Question: I recently loaned money to a friend who has been able to repay only part of it. This was an interest-free loan. We exchanged a signed IOU, not a proper shtar with witnesses, since I have always trusted her integrity and only wanted a document that confirms what was loaned and what was repaid. Now that shemittah is approaching, what should I do? Should I forgive the loan? And if my friend is not able to repay it, may I deduct the unpaid money from my ma’aser requirement?

Name Withheld

More Articles from Rabbi Lord Jonathan Sacks
Rabbi Sacks

The Babel story is the 2nd in a 4-act drama that’s unmistakably a connecting thread of Bereishit

Rabbi Sacks

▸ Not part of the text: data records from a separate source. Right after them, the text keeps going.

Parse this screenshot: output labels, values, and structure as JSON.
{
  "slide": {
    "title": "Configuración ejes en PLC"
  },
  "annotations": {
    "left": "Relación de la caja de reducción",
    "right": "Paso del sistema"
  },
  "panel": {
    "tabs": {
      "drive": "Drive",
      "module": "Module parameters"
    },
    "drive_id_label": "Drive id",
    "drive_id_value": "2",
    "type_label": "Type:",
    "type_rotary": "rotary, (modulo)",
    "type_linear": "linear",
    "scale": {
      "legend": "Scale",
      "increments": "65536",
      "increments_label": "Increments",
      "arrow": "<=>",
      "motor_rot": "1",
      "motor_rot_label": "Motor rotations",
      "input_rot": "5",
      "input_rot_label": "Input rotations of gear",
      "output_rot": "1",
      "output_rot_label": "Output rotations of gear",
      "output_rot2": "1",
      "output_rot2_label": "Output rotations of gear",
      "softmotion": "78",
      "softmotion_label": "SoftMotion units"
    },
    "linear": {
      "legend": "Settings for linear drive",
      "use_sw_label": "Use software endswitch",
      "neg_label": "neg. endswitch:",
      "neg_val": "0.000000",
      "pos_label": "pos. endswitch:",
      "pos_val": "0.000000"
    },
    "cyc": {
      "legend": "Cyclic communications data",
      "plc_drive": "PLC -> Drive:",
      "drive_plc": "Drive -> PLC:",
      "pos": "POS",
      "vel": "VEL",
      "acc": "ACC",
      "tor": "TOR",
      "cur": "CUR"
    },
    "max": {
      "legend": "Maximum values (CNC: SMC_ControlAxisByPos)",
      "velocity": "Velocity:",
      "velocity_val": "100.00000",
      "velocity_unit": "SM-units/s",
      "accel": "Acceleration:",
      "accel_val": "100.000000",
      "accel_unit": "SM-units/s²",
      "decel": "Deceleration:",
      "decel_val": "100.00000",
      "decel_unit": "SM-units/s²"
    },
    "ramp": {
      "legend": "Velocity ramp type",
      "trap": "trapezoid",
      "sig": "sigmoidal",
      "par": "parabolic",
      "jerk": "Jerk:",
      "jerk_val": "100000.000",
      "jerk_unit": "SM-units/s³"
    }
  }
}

The emphasis on choice, freedom and responsibility is a most distinctive features of Jewish thought.

Sukkot’s duality is that it’s the most universalistic and the most particularistic of all festivals

When we cry from the heart, someone listens; When we cry on Yom Kippur, God hears us.

Who am I? What are the most important things in my life? What do I want to be remembered for? If, as a purely hypothetical exercise, I were to imagine reading my own obituary, what would I want it to say? These are the questions Rosh Hashanah urges us to ask ourselves. As we pray […]

Simply, for Rambam the number 14 (2×7) was his favored organizing principle.

Torah isn’t a theological treatise or a metaphysical system but a series of stories linked over time

We believe that God created each of us, regardless of color, class, culture or creed, in His image.

Printed from: http://www.jewishpress.com/judaism/jewish-columns/rabbi-lord-jonathan-sacks/the-counterpoint-of-leadership/2014/02/06/

Scan this QR code to visit this page online: